Tsahai finally decided on the Callie Black Full apron for Crash, and the Florence apron for Yasmin. She asked me if I could bring them to the shoot at the bakery. The shoot was today: I took the aprons she ordered, a handful of other styles, and a bag of goodies. The girls loved the aprons that I made for them - Tsahai chose well! Everyone at the shoot was really nice, and made a fuss over my aprons - thankfully I remembered to bring lots of PN business cards!
Yasmin's Florence Apron
I gave Tsahai and Michelle (the owner of the bakery) each a vintage hankie as a thank you for the opportunity. I also had a Callie Blue Child's Apron with me, and Michelle bought that one for her daughter who is almost 3. One of the producers asked me if I make anything else - (I could see the wheels turning in her head!) I told her I make bags and hats and said "I can make just about anything and I love a challenge - call me!"
I keep thinking about what a random and funny world we live in - Tsahai would never have seen my aprons if they hadn't been at the bakery, and my aprons would not have been at the bakery if I hadn't seen Michelle's post on craigslist for crafters to place items in her shop. It all worked out so nicely, and left me with the nicest feeling of fitting in to the random world, somewhere!
Posted by Kerry at 11:23 AM
Thursday, April 2, 2009
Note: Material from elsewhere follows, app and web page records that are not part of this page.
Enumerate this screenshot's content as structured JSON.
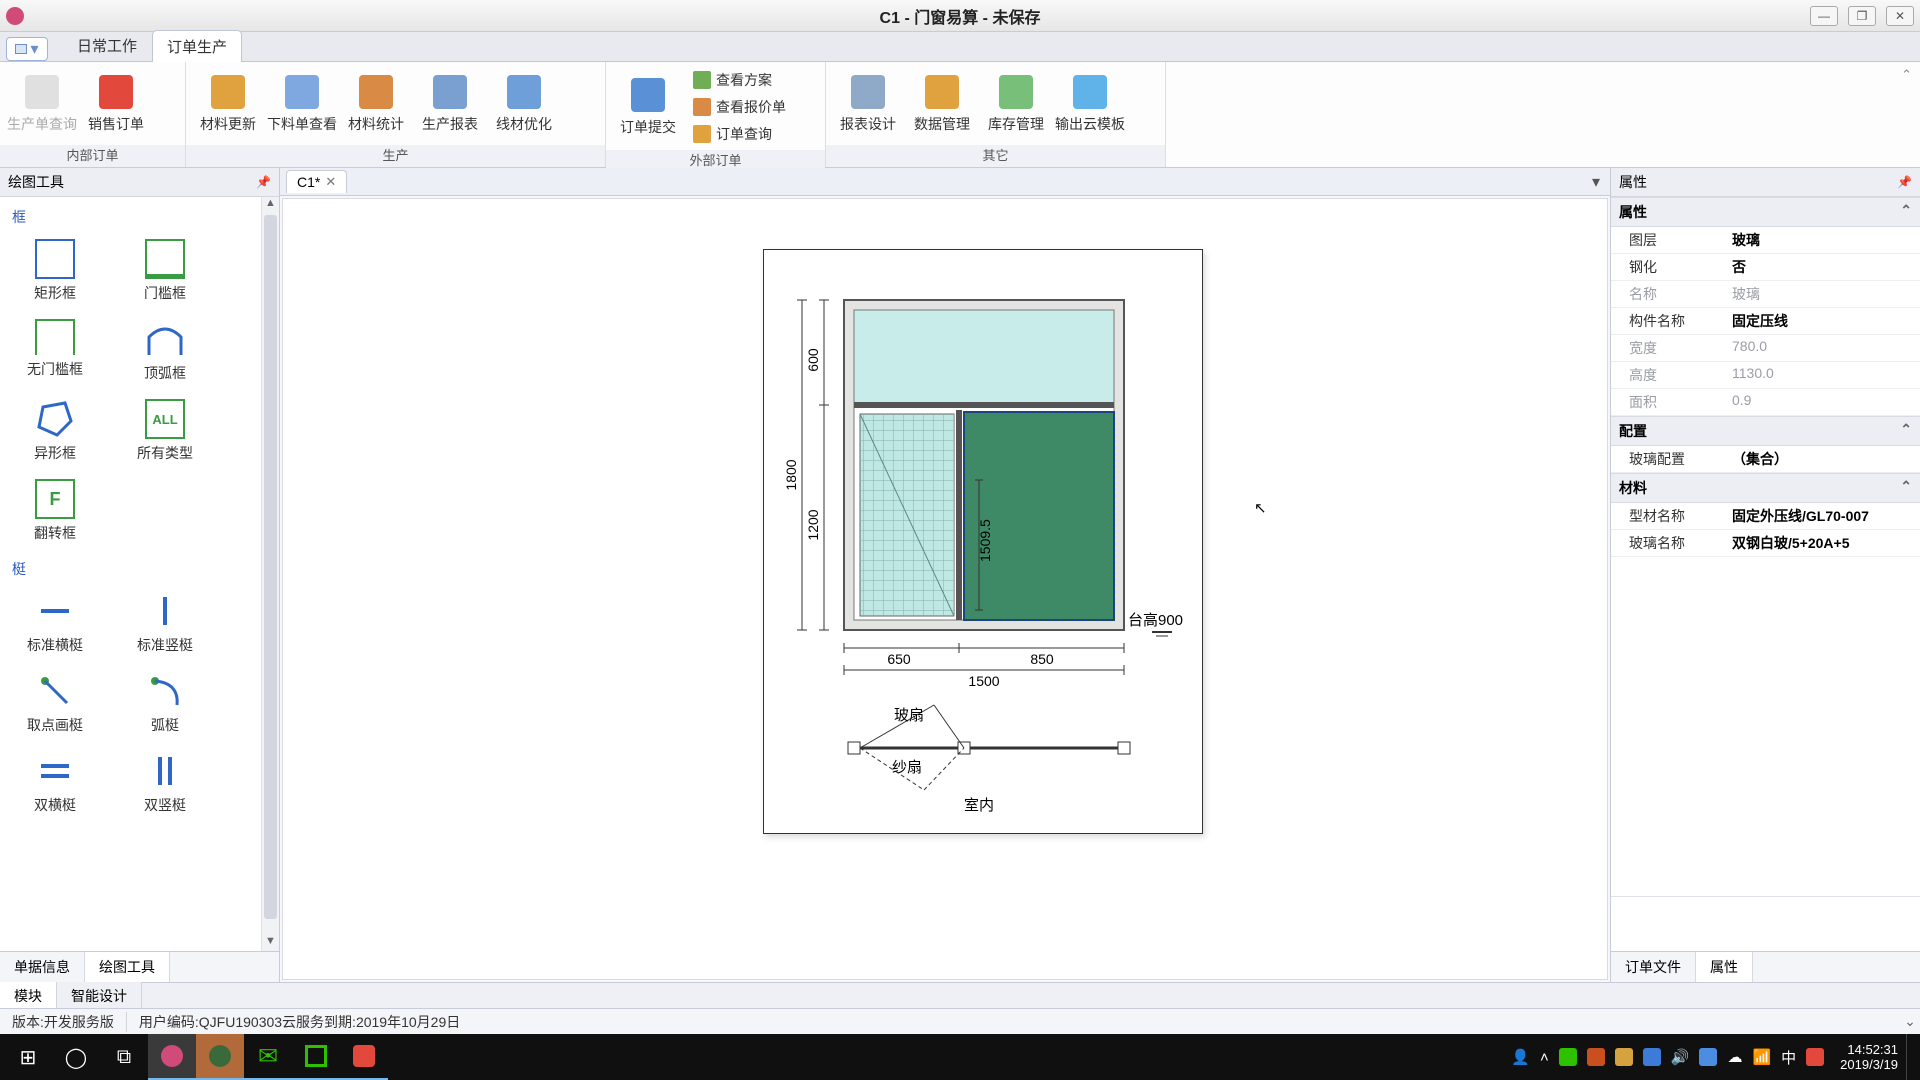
{
  "title": "C1 - 门窗易算 - 未保存",
  "menutabs": {
    "t1": "日常工作",
    "t2": "订单生产"
  },
  "ribbon": {
    "g1": {
      "b1": "生产单查询",
      "b2": "销售订单",
      "label": "内部订单"
    },
    "g2": {
      "b1": "材料更新",
      "b2": "下料单查看",
      "b3": "材料统计",
      "b4": "生产报表",
      "b5": "线材优化",
      "label": "生产"
    },
    "g3": {
      "b1": "订单提交",
      "s1": "查看方案",
      "s2": "查看报价单",
      "s3": "订单查询",
      "label": "外部订单"
    },
    "g4": {
      "b1": "报表设计",
      "b2": "数据管理",
      "b3": "库存管理",
      "b4": "输出云模板",
      "label": "其它"
    }
  },
  "left": {
    "title": "绘图工具",
    "sec1": "框",
    "t1": "矩形框",
    "t2": "门槛框",
    "t3": "无门槛框",
    "t4": "顶弧框",
    "t5": "异形框",
    "t6": "所有类型",
    "t7": "翻转框",
    "sec2": "梃",
    "t8": "标准横梃",
    "t9": "标准竖梃",
    "t10": "取点画梃",
    "t11": "弧梃",
    "t12": "双横梃",
    "t13": "双竖梃",
    "bt1": "单据信息",
    "bt2": "绘图工具"
  },
  "doc": {
    "tab": "C1*"
  },
  "drawing": {
    "h1": "600",
    "h2": "1200",
    "htotal": "1800",
    "w1": "650",
    "w2": "850",
    "wtotal": "1500",
    "inner": "1509.5",
    "sill": "台高900",
    "leg1": "玻扇",
    "leg2": "纱扇",
    "room": "室内"
  },
  "right": {
    "title": "属性",
    "grp1": "属性",
    "r1k": "图层",
    "r1v": "玻璃",
    "r2k": "钢化",
    "r2v": "否",
    "r3k": "名称",
    "r3v": "玻璃",
    "r4k": "构件名称",
    "r4v": "固定压线",
    "r5k": "宽度",
    "r5v": "780.0",
    "r6k": "高度",
    "r6v": "1130.0",
    "r7k": "面积",
    "r7v": "0.9",
    "grp2": "配置",
    "r8k": "玻璃配置",
    "r8v": "（集合）",
    "grp3": "材料",
    "r9k": "型材名称",
    "r9v": "固定外压线/GL70-007",
    "r10k": "玻璃名称",
    "r10v": "双钢白玻/5+20A+5",
    "bt1": "订单文件",
    "bt2": "属性"
  },
  "mod": {
    "t1": "模块",
    "t2": "智能设计"
  },
  "status": {
    "s1": "版本:开发服务版",
    "s2": "用户编码:QJFU190303云服务到期:2019年10月29日"
  },
  "taskbar": {
    "time": "14:52:31",
    "date": "2019/3/19",
    "ime": "中"
  }
}
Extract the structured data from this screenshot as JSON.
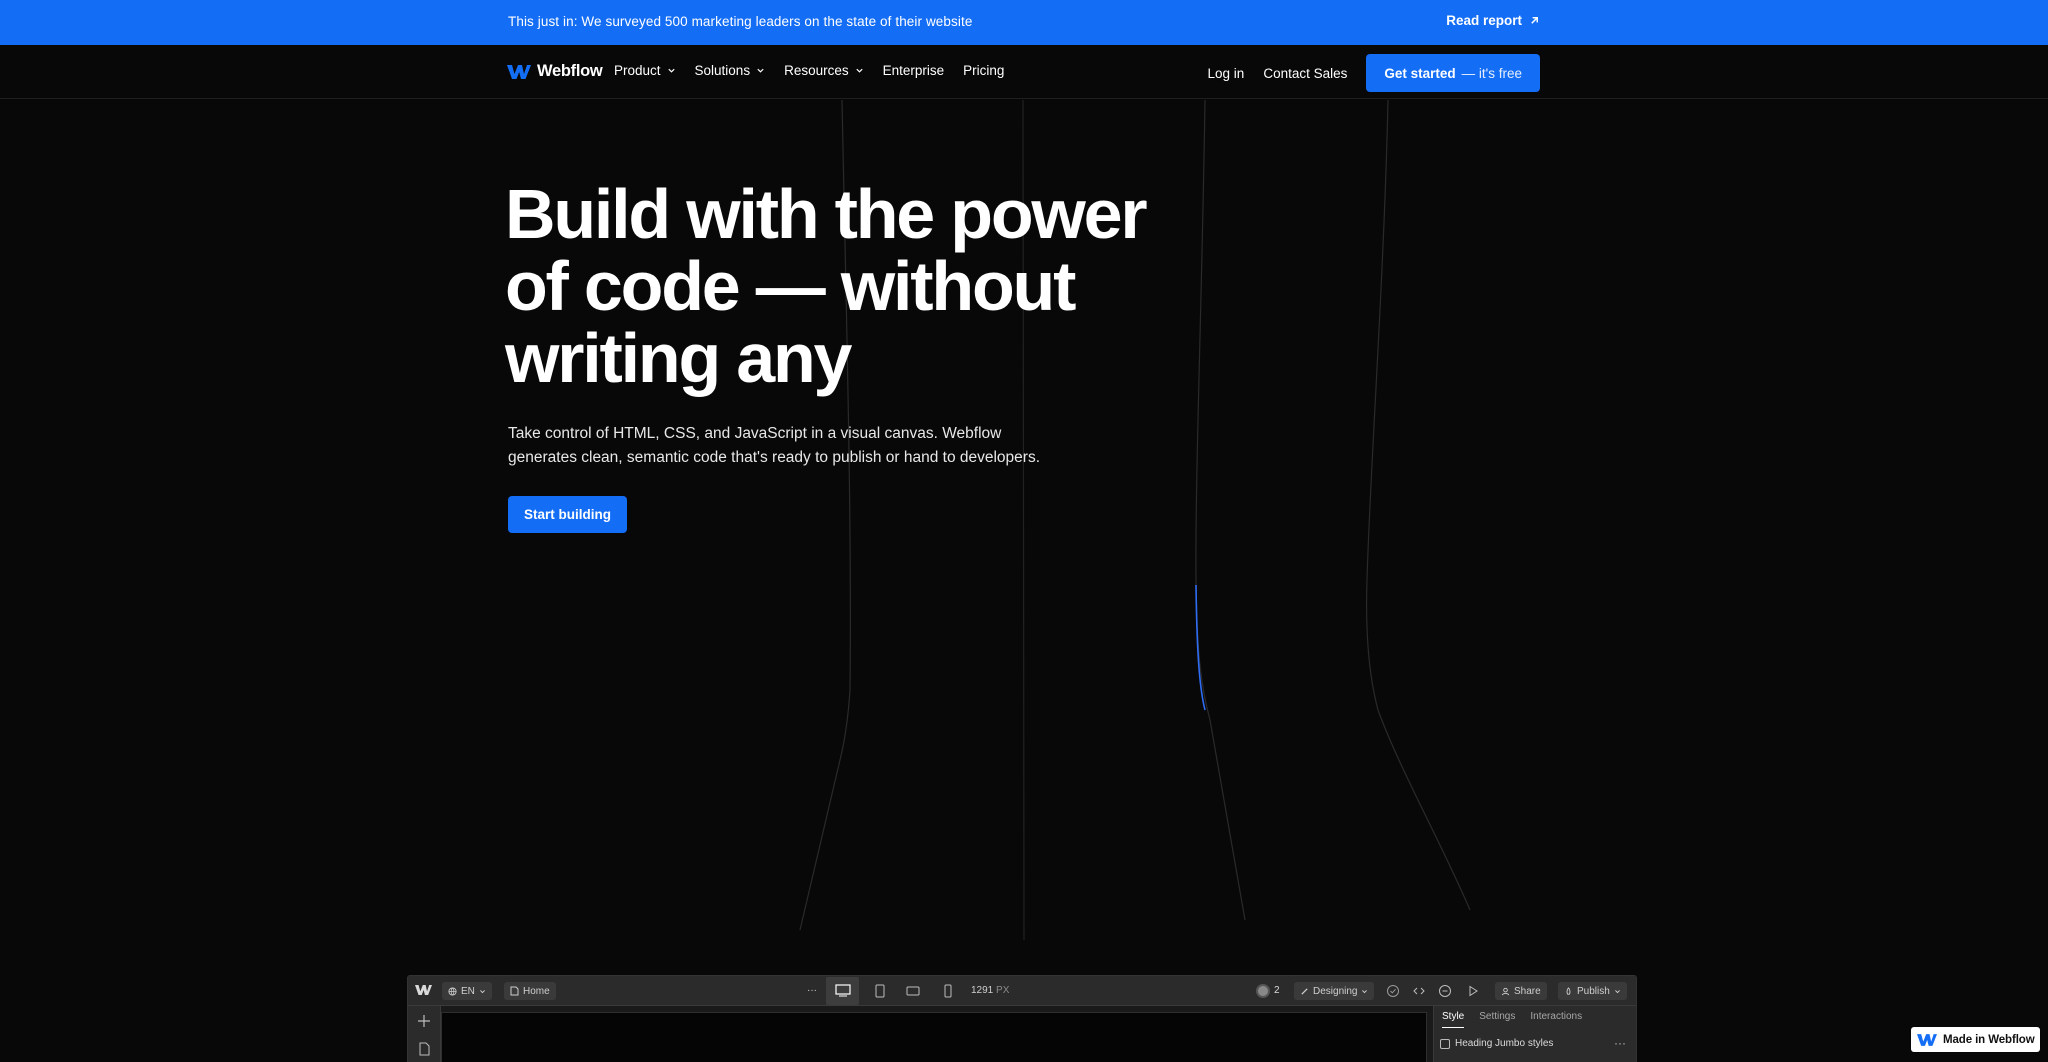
{
  "announcement": {
    "text": "This just in: We surveyed 500 marketing leaders on the state of their website",
    "link_label": "Read report",
    "link_icon": "arrow-up-right-icon"
  },
  "nav": {
    "brand": "Webflow",
    "items": [
      {
        "label": "Product",
        "has_dropdown": true
      },
      {
        "label": "Solutions",
        "has_dropdown": true
      },
      {
        "label": "Resources",
        "has_dropdown": true
      },
      {
        "label": "Enterprise",
        "has_dropdown": false
      },
      {
        "label": "Pricing",
        "has_dropdown": false
      }
    ],
    "login": "Log in",
    "contact": "Contact Sales",
    "cta_strong": "Get started",
    "cta_light": "— it's free"
  },
  "hero": {
    "title": "Build with the power\nof code — without\nwriting any",
    "subtitle": "Take control of HTML, CSS, and JavaScript in a visual canvas. Webflow generates clean, semantic code that's ready to publish or hand to developers.",
    "button": "Start building"
  },
  "designer": {
    "locale": "EN",
    "page": "Home",
    "more": "···",
    "width_value": "1291",
    "width_unit": "PX",
    "collaborators": "2",
    "mode": "Designing",
    "share": "Share",
    "publish": "Publish",
    "panel_tabs": [
      "Style",
      "Settings",
      "Interactions"
    ],
    "style_row": "Heading Jumbo styles",
    "row_more": "···"
  },
  "badge": {
    "label": "Made in Webflow"
  },
  "colors": {
    "accent": "#146ef5",
    "background": "#080808",
    "highlight_line": "#2f6df5"
  }
}
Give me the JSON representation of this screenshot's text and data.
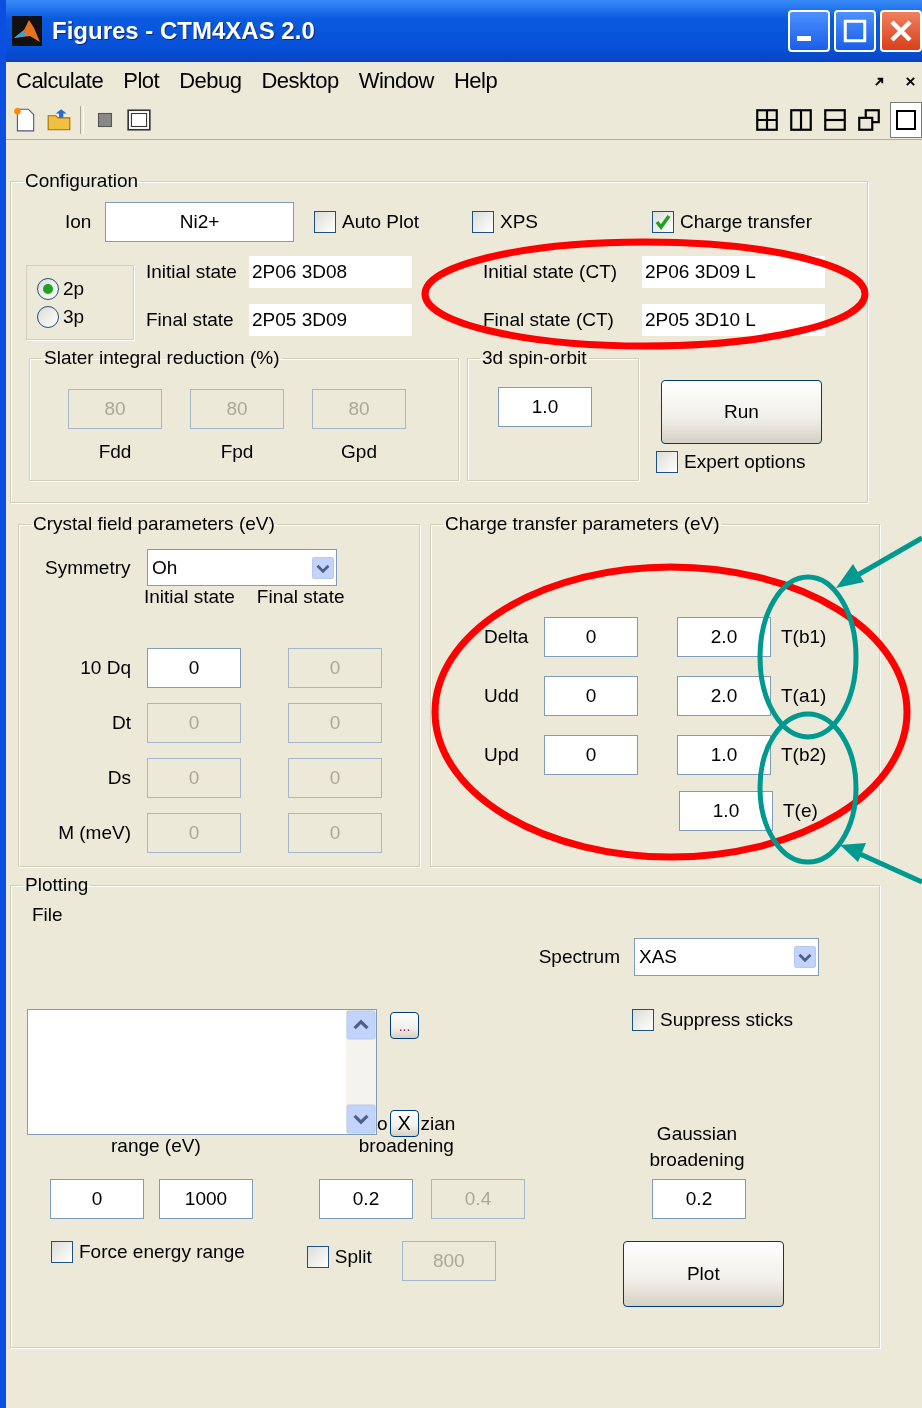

Cat at She's Sew Slye is having a weekly giveaway and I was the lucky winner last week! She sent me this beautiful pillow made from a vintage crazy quilt square. I put it on our back porch, which I just cleaned for spring. The pillow has all my favorite colors: blue and brown, with a little red and gold - it's just lovely, thanks Cat!
Posted by Kerry at 5:32 PM
Wednesday, April 1, 2009
Just thrifted this fantastic vintage apron! It was manufactured by Nona Lou. 2 things give away it's status as manufactured: the tag obviously, but the other thing to look for is the perfect serger stitch - few home sewers had sergers.
I love the combination of colors, the print is amazing - check out the cats and the purple upside-down trees! The use of the black ric-rac is perfect. It's just terrific design overall.
This Nona Lou apron is gathered the same way I gather my waistband aprons - only at the hips with the center flat.
Posted by Kerry at 10:36 AM